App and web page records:
· · · ·

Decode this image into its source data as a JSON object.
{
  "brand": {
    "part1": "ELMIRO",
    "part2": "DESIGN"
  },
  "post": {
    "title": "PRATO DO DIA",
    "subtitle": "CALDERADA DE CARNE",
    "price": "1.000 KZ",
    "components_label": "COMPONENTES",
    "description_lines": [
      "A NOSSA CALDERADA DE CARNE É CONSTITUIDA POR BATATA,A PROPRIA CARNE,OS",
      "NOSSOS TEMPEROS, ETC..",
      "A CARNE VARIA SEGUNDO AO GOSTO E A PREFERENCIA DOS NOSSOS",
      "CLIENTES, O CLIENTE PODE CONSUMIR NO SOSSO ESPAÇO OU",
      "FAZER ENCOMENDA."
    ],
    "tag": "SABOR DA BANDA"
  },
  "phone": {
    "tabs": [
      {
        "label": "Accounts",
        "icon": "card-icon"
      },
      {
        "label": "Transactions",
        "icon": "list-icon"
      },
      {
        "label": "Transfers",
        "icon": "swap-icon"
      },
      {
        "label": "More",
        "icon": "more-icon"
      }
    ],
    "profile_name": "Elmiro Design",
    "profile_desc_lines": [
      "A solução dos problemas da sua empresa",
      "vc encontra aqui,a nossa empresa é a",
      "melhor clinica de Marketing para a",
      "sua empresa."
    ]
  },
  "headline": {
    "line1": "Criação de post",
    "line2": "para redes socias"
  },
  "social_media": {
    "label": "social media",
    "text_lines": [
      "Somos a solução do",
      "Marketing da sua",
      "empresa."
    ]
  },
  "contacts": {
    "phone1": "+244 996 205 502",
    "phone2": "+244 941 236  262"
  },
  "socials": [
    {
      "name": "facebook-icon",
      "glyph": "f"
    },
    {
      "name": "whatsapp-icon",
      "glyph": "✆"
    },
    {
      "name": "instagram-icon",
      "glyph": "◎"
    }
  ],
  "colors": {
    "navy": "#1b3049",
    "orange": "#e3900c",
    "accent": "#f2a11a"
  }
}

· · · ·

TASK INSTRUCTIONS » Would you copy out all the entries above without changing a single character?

ANSWER TO THIS EXERCISE »
Decode this image into its source data as a JSON object.
{
  "brand": {
    "part1": "ELMIRO",
    "part2": "DESIGN"
  },
  "post": {
    "title": "PRATO DO DIA",
    "subtitle": "CALDERADA DE CARNE",
    "price": "1.000 KZ",
    "components_label": "COMPONENTES",
    "description_lines": [
      "A NOSSA CALDERADA DE CARNE É CONSTITUIDA POR BATATA,A PROPRIA CARNE,OS",
      "NOSSOS TEMPEROS, ETC..",
      "A CARNE VARIA SEGUNDO AO GOSTO E A PREFERENCIA DOS NOSSOS",
      "CLIENTES, O CLIENTE PODE CONSUMIR NO SOSSO ESPAÇO OU",
      "FAZER ENCOMENDA."
    ],
    "tag": "SABOR DA BANDA"
  },
  "phone": {
    "tabs": [
      {
        "label": "Accounts",
        "icon": "card-icon"
      },
      {
        "label": "Transactions",
        "icon": "list-icon"
      },
      {
        "label": "Transfers",
        "icon": "swap-icon"
      },
      {
        "label": "More",
        "icon": "more-icon"
      }
    ],
    "profile_name": "Elmiro Design",
    "profile_desc_lines": [
      "A solução dos problemas da sua empresa",
      "vc encontra aqui,a nossa empresa é a",
      "melhor clinica de Marketing para a",
      "sua empresa."
    ]
  },
  "headline": {
    "line1": "Criação de post",
    "line2": "para redes socias"
  },
  "social_media": {
    "label": "social media",
    "text_lines": [
      "Somos a solução do",
      "Marketing da sua",
      "empresa."
    ]
  },
  "contacts": {
    "phone1": "+244 996 205 502",
    "phone2": "+244 941 236  262"
  },
  "socials": [
    {
      "name": "facebook-icon",
      "glyph": "f"
    },
    {
      "name": "whatsapp-icon",
      "glyph": "✆"
    },
    {
      "name": "instagram-icon",
      "glyph": "◎"
    }
  ],
  "colors": {
    "navy": "#1b3049",
    "orange": "#e3900c",
    "accent": "#f2a11a"
  }
}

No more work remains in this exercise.